• _WHAT YOU NEED TO DO_: Go through the data below and copy each line where the word "icon" occurs.
..........
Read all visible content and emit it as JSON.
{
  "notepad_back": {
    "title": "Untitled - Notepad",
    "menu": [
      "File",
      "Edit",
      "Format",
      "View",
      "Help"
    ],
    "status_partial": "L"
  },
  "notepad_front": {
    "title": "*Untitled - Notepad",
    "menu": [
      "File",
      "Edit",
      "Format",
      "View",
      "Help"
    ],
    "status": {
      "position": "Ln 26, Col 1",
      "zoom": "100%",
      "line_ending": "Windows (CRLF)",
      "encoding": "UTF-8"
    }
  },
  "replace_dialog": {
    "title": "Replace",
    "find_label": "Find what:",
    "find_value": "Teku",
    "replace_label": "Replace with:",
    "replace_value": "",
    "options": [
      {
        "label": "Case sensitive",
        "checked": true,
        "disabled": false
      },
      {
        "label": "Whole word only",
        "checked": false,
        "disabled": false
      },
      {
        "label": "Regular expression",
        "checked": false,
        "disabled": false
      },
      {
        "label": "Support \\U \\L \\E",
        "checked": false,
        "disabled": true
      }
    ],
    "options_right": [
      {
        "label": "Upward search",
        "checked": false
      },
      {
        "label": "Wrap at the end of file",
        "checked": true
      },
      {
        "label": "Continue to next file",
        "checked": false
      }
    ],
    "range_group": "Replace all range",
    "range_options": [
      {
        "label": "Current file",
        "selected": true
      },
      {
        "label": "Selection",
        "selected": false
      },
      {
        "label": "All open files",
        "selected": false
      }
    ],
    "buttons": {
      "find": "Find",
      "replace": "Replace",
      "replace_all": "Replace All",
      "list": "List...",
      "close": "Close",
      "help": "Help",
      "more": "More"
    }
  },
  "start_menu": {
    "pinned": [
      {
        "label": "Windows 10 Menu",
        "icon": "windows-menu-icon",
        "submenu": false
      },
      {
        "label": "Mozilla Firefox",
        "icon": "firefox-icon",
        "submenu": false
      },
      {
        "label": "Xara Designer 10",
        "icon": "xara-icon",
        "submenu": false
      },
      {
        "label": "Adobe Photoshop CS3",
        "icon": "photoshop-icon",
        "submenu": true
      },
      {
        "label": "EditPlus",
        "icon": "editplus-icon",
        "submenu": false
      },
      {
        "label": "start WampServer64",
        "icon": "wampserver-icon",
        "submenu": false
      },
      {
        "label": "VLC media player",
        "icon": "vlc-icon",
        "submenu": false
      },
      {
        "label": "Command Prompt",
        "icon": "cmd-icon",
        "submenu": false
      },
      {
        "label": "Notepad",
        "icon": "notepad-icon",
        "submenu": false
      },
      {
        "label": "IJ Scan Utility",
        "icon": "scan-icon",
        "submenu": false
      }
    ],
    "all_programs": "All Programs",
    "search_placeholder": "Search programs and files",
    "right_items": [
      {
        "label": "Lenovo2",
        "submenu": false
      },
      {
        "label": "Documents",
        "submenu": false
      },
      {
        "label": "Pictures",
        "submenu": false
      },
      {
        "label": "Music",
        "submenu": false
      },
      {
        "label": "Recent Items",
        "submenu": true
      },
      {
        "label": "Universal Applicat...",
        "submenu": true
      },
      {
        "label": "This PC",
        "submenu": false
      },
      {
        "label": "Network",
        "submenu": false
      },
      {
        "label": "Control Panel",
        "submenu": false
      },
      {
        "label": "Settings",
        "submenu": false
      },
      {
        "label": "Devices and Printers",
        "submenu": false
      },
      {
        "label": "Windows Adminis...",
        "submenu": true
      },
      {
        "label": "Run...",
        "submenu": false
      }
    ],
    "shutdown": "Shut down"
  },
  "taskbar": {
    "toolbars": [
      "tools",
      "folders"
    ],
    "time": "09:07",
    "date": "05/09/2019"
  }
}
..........
• _WRITTEN SOLUTION_:
        "icon": "windows-menu-icon",
        "icon": "firefox-icon",
        "icon": "xara-icon",
        "icon": "photoshop-icon",
        "icon": "editplus-icon",
        "icon": "wampserver-icon",
        "icon": "vlc-icon",
        "icon": "cmd-icon",
        "icon": "notepad-icon",
        "icon": "scan-icon",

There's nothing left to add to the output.